_Assignment_
The answer must be a single number: how many lines in the entries hold the string "Bitcoin".
======== Data excerpts
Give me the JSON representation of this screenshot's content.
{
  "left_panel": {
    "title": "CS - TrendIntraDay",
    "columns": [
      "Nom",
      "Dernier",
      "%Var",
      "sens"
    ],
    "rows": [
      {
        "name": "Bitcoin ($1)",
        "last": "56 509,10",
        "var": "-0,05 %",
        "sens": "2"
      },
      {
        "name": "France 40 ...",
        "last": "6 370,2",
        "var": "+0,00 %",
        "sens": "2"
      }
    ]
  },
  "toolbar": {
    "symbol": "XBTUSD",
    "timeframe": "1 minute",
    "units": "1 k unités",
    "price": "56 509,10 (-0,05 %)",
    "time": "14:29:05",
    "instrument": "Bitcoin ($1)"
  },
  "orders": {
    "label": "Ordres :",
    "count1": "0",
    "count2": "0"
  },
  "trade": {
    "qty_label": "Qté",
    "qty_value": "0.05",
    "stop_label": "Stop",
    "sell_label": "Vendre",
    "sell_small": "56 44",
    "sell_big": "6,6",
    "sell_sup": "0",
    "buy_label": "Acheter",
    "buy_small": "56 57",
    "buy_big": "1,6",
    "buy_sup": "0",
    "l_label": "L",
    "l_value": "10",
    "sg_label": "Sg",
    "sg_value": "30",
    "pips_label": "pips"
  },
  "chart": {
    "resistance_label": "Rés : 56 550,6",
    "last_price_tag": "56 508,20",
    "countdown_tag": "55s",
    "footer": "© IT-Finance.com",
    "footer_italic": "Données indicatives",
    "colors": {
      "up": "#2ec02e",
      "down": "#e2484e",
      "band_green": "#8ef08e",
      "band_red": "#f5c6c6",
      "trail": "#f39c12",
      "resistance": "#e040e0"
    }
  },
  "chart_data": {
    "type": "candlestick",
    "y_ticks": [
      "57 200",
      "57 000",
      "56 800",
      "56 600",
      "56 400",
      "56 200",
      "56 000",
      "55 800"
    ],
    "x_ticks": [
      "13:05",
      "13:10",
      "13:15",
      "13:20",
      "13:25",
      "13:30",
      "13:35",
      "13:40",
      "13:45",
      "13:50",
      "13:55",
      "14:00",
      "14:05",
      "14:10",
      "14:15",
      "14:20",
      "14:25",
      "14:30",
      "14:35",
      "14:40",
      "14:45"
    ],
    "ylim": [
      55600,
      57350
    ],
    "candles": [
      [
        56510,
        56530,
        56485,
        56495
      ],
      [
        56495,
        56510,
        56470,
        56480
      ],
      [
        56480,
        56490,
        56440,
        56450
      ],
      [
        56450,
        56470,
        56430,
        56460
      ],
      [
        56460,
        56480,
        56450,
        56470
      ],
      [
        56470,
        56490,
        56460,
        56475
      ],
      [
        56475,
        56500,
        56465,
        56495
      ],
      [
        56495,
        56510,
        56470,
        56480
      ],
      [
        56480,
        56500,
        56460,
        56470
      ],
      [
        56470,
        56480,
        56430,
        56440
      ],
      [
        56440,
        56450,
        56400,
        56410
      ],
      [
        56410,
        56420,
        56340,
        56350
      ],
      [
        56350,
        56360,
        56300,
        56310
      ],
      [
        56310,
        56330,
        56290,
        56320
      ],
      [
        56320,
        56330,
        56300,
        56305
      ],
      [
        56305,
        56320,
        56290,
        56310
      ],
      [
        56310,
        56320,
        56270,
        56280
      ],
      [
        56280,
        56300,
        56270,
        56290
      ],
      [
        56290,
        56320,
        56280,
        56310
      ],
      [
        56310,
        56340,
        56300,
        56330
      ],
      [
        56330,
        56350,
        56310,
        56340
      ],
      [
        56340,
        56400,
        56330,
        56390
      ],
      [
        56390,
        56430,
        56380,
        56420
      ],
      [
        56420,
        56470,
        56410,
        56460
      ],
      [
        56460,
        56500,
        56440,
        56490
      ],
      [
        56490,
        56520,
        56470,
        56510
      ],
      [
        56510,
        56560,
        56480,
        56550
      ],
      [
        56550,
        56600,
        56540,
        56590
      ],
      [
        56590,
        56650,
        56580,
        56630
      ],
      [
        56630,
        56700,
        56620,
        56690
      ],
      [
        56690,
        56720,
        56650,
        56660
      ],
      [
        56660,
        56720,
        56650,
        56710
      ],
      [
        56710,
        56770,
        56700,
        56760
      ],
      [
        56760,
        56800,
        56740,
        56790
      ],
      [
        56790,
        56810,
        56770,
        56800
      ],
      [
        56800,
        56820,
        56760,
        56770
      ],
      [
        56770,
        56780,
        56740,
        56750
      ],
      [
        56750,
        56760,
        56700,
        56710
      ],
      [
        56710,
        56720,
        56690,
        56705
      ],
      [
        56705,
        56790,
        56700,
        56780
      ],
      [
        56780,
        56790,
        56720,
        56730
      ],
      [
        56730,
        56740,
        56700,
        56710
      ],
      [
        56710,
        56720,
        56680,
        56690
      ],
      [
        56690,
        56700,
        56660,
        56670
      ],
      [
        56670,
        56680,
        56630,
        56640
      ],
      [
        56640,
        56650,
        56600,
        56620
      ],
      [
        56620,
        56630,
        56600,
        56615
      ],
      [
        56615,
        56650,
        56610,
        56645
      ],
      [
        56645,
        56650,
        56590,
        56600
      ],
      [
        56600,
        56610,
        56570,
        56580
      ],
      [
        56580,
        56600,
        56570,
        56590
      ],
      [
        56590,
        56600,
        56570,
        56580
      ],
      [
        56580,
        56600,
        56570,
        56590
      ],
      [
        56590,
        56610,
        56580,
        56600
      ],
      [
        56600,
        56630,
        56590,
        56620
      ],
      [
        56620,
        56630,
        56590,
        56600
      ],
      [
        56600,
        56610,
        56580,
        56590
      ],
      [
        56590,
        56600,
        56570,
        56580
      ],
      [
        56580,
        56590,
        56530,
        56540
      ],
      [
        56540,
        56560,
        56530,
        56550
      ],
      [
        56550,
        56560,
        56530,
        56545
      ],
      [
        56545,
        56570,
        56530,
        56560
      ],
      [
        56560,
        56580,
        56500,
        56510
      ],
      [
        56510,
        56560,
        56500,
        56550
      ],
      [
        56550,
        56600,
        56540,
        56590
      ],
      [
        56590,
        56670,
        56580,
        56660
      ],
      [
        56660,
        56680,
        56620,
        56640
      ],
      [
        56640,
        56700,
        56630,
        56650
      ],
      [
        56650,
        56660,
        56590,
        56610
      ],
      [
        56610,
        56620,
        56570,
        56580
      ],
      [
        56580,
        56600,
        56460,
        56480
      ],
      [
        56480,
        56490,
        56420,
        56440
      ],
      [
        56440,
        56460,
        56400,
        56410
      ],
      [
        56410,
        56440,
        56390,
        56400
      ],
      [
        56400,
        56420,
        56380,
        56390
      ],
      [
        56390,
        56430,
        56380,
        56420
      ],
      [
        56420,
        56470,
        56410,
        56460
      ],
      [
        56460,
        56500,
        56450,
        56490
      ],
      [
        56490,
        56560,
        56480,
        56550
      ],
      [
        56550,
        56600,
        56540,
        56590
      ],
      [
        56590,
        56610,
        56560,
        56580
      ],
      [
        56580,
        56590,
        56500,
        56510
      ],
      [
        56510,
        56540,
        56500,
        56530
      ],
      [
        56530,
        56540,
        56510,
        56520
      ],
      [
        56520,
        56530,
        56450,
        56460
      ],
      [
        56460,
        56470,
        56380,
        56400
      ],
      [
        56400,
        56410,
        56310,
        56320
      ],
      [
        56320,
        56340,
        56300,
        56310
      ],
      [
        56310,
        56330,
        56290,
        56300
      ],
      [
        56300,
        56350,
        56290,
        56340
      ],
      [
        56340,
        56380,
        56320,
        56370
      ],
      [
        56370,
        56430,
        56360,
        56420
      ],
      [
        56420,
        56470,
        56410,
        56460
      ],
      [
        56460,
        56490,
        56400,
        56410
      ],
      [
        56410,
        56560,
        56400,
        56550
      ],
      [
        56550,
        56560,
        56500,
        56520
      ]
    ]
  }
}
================
_Written solution_
2